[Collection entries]
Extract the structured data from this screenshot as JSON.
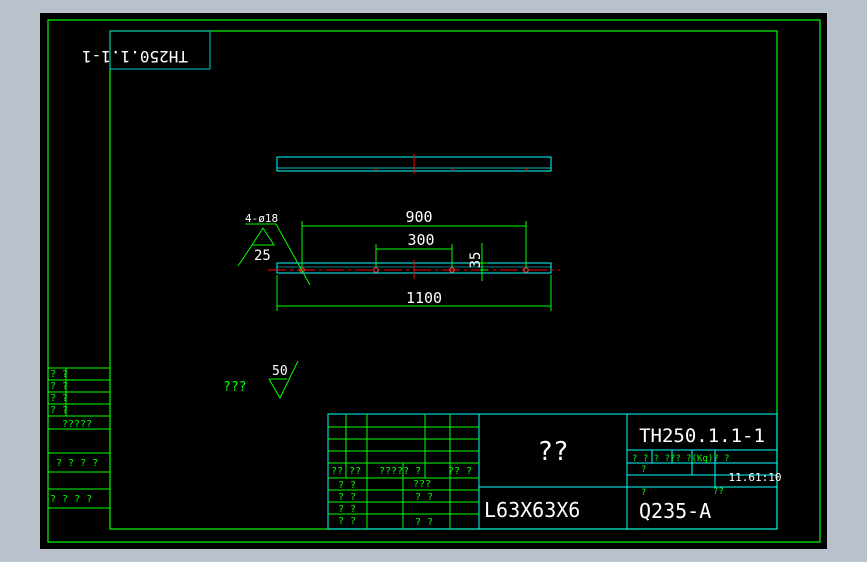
{
  "drawing": {
    "drawing_number": "TH250.1.1-1",
    "corner_label": "TH250.1.1-1",
    "part_name": "??",
    "section": "L63X63X6",
    "material": "Q235-A",
    "weight_scale": "11.61:10",
    "weight_header": "? ? ? ??? ?(Kg)? ?",
    "weight_sub_1": "?",
    "weight_sub_2": "??",
    "weight_sub_3": "?"
  },
  "dimensions": {
    "hole_callout": "4-ø18",
    "hole_spacing_total": "900",
    "hole_spacing_mid": "300",
    "edge_offset": "35",
    "overall_length": "1100",
    "roughness_value": "25"
  },
  "finish_note": {
    "text": "???",
    "roughness_value": "50"
  },
  "side_table": {
    "rows": [
      "? ?",
      "? ?",
      "? ?",
      "? ?",
      "?????",
      "? ? ? ?",
      "? ? ?   ?"
    ]
  },
  "revision_table": {
    "header": [
      "?? ??",
      "????? ?",
      "?? ?"
    ],
    "rows": [
      [
        "? ?",
        "???"
      ],
      [
        "? ?",
        "? ?"
      ],
      [
        "? ?",
        ""
      ],
      [
        "? ?",
        "? ?"
      ]
    ]
  },
  "colors": {
    "frame": "#00ff00",
    "outline": "#00ffff",
    "center_line": "#ff0000",
    "text": "#ffffff",
    "background": "#000000"
  }
}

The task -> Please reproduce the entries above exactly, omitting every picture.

Written response ->
Extract the structured data from this screenshot as JSON.
{
  "drawing": {
    "drawing_number": "TH250.1.1-1",
    "corner_label": "TH250.1.1-1",
    "part_name": "??",
    "section": "L63X63X6",
    "material": "Q235-A",
    "weight_scale": "11.61:10",
    "weight_header": "? ? ? ??? ?(Kg)? ?",
    "weight_sub_1": "?",
    "weight_sub_2": "??",
    "weight_sub_3": "?"
  },
  "dimensions": {
    "hole_callout": "4-ø18",
    "hole_spacing_total": "900",
    "hole_spacing_mid": "300",
    "edge_offset": "35",
    "overall_length": "1100",
    "roughness_value": "25"
  },
  "finish_note": {
    "text": "???",
    "roughness_value": "50"
  },
  "side_table": {
    "rows": [
      "? ?",
      "? ?",
      "? ?",
      "? ?",
      "?????",
      "? ? ? ?",
      "? ? ?   ?"
    ]
  },
  "revision_table": {
    "header": [
      "?? ??",
      "????? ?",
      "?? ?"
    ],
    "rows": [
      [
        "? ?",
        "???"
      ],
      [
        "? ?",
        "? ?"
      ],
      [
        "? ?",
        ""
      ],
      [
        "? ?",
        "? ?"
      ]
    ]
  },
  "colors": {
    "frame": "#00ff00",
    "outline": "#00ffff",
    "center_line": "#ff0000",
    "text": "#ffffff",
    "background": "#000000"
  }
}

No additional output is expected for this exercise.